Police were at Lawrence’s South Middle School on Tuesday in response to a threat the school received from a student the night before, district officials say.
Monday night a student - upset with a teacher during a class earlier that day - made a verbal comment of a “generally threatening nature toward the school”, Lawrence Public School District spokeswoman Julie Boyle said in a written response to questions.
The district called police who investigated the matter, she said.
“Following the investigation, police informed the district that there was no credible threat to school safety,” she said via email.
The student was disciplined “in accordance with board policy,” she said.
When asked about the specific type of discipline administered, Boyle said student disciplinary records are confidential.
Policies set forth by both the district and South Middle School indicate that, depending on the severity of the offense, disciplines may include administrative phone calls to parents, suspension or expulsion.
Boyle did say the student’s parents were notified.
“The school also notified all staff and school families of the investigation,” she said. “Student and staff safety is our first priority. The district and each of our schools take comments of a threatening nature seriously and work with law enforcement to investigate reported concerns.”
Even though police determined there was no immediate threat to the school, officers were on campus Tuesday at 2732 Louisiana St. as a precautionary measure, Boyle said.
In a similar case which took place this winter, the district pressed charges against a teenager who reportedly called in a threat.
Some time during the district’s winter break, which was held between Dec. 23 and Jan. 4, a threatening voicemail message was left on the answering machine of New York Elementary School, 936 New York St., Boyle said.
The message was received when school was back in session and police were called, Boyle said.
Officers concluded the reported threat - which was not credible - came from a teenager in California who dialed the school at random, Boyle said.
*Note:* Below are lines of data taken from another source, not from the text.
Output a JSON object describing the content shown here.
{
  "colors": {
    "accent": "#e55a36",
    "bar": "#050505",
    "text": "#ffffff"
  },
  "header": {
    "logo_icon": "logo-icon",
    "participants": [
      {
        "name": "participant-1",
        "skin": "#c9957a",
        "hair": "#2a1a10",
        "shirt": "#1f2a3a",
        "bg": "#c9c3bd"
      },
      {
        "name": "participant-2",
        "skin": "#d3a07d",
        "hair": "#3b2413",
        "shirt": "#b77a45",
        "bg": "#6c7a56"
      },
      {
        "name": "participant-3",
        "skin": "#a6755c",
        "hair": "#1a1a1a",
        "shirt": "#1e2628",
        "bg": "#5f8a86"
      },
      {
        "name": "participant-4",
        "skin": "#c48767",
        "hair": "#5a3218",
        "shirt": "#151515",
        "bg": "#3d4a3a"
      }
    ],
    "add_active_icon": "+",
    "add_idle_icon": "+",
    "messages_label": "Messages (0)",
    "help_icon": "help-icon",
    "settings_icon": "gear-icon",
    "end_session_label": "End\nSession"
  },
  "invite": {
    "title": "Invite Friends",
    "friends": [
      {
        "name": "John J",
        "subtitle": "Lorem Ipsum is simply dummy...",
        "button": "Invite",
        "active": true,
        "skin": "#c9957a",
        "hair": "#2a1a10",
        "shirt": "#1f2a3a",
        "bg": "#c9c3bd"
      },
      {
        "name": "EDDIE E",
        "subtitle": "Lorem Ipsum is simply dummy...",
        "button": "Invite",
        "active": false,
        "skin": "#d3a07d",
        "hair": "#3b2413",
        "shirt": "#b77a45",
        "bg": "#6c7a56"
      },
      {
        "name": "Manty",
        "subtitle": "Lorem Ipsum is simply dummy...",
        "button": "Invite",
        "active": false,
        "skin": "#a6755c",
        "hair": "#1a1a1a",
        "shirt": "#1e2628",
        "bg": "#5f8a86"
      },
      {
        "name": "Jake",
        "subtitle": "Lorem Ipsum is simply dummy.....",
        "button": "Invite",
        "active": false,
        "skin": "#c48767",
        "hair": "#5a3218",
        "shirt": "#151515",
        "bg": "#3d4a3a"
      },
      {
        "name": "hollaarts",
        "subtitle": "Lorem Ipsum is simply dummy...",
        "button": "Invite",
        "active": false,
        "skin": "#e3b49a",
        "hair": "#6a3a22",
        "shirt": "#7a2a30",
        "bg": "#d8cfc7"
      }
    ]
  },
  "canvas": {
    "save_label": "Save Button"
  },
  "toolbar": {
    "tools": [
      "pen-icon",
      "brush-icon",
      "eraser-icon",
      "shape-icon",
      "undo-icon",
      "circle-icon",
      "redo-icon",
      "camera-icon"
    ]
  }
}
Though the reported threat was not credible, Boyle said the district decided to press charges in the case. She was not sure, however, of how far the criminal process had gone in the New York Elementary case as of Tuesday.